Appeals to the government for the release of activists and dissidents mark International Women's Day in Vietnam
The Vietnam Committee on Human Rights highlights the plight of many women jailed or abused for their work in favour of human rights and democracy in the country. The group calls for changes to the Penal Code and political system to stop abuses. Jailed activists include prominent Catholic women.
Hanoi (AsiaNews) – On the eve of International Women’s Day (8 March), Vietnamese and international NGOs have called on the Vietnamese government to release women jailed for crimes of opinion or for their struggle in favour of democracy and human rights in the country.
The Vietnam Committee on Human Rights (VCHR) issued an appeal to raise awareness in the international community of the situation of women activists targeted by Vietnam’s Communist government.
The VCHR wants changes to the provisions of the Penal Code used to imprison activists, namely articles 79, 88 and 258, along with decrees used by the authorities to jail women who support human rights and denounce abuses. The Code was adopted in 1999 to silence dissidents and all those fighting for real democracy in Vietnam.
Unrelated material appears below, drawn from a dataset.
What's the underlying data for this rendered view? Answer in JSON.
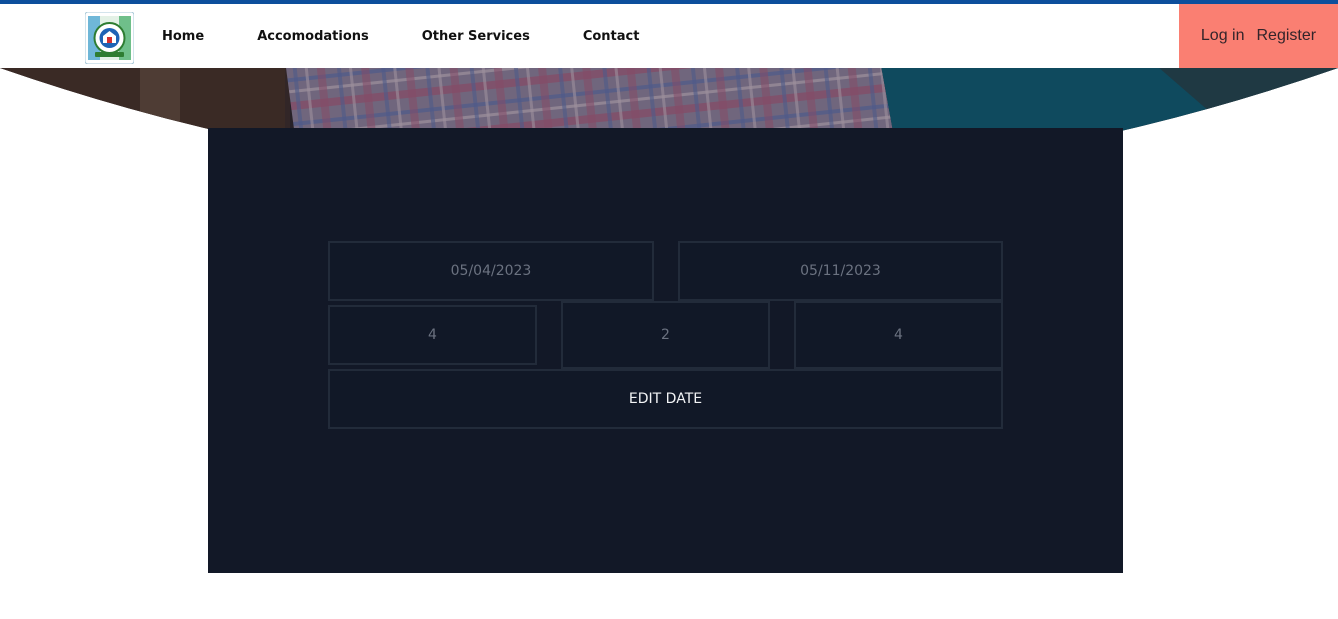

The committee also calls on the government to begin political reforms promoting pluralism so that women can fully participate in the country’s social, economic, intellectual, and political development.
“[W]omen human rights defenders, bloggers, online journalists, land rights and worker rights activists, religious and political dissidents are the target of brutal attacks, harassment, intimidation, arbitrary arrests, and ill-treatment in detention simply for the peaceful advocacy or exercise of their human rights,” the VCHR said in its statement.
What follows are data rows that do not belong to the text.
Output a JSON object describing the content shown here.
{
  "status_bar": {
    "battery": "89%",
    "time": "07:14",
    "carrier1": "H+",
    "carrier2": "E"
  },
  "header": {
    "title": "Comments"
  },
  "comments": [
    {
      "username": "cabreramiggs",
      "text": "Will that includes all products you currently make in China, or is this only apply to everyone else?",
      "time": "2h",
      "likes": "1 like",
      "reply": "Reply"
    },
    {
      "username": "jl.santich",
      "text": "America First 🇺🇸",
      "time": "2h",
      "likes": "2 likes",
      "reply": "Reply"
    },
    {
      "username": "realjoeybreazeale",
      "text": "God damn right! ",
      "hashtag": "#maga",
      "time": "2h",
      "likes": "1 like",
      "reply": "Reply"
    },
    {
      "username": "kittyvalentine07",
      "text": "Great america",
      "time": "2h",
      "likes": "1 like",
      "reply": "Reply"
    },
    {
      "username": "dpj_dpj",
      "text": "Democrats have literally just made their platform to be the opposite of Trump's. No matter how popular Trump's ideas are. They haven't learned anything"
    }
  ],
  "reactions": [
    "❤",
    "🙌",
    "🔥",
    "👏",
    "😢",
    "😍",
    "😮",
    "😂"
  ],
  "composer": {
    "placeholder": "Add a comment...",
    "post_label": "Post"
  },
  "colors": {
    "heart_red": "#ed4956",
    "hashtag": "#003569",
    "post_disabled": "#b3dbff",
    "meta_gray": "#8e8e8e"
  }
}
The organisation cited the example of Nguyen Ngoc Nhu Quynh (pictured). The 37-year-old Catholic blogger and human rights defender better known as Mother Mushroom, is one of the women held in Communist prisons.
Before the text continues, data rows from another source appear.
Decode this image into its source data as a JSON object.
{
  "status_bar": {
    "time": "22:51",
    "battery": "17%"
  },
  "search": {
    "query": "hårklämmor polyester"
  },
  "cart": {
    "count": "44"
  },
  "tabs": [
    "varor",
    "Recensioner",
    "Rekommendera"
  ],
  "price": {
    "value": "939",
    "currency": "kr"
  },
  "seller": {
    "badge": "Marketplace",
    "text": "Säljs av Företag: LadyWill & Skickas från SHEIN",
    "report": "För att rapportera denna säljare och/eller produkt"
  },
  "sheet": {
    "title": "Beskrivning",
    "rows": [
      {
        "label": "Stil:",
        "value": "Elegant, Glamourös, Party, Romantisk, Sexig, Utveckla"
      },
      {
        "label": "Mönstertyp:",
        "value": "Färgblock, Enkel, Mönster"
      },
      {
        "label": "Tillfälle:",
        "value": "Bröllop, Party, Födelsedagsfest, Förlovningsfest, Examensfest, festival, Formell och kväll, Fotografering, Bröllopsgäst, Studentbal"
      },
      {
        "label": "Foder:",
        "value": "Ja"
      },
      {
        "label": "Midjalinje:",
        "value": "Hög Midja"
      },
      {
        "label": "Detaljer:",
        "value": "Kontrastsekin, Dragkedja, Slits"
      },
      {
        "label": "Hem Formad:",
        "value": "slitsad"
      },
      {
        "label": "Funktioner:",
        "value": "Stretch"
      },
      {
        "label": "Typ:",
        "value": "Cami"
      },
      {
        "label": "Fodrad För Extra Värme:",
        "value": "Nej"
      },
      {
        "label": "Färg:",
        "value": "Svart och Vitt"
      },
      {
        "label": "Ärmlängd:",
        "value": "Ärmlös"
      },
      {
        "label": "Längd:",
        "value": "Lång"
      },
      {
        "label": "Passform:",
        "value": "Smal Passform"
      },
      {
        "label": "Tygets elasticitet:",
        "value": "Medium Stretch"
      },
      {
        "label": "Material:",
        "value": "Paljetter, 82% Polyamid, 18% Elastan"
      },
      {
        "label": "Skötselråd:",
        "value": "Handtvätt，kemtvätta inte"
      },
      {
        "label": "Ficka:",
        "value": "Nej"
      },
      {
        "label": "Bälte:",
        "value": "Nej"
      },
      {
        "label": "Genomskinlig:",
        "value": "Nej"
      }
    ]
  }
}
She has been repeatedly harassed by authorities for commenting on social and political issues. Her latest action was to denounce the environmental disaster caused by the Formosa Plastics Group that has shocked the country.
Another woman activist is 40-year old human rights defender and labour rights advocate Tran Thi Nga. She was arrested on 21 January in northern Vietnam for violating Article 88 by “using the internet to spread propaganda videos and writings” against the state. She too has also been harassed and beaten for her activities, and now faces up to 20 years in prison.
The VCHR also cited the case of Tran Thi Thuy, 45, a Hoa Hao Buddhist, who is serving an eight-year sentence in prison for "activities aimed at overthrowing" the state because of her involvement in land rights.
Despite being critically ill from a tumor to her uterus, she has been denied medical care. Her treatment is a violation of the United Nations Convention against Torture, which Vietnam ratified in 2015.
Another important case involves Maria Ta Phong Tan, a Catholic blogger jailed for "anti-government propaganda". To protest her arrest, Maria’s mother set herself on fire and died from her injuries.
The activist went on a hunger strike to protest against the abuses she endured in prison. In September 2015, the authorities released her.
At present, the dissident lives in exile in the United States, where she continues her fight for human rights and democracy in Vietnam.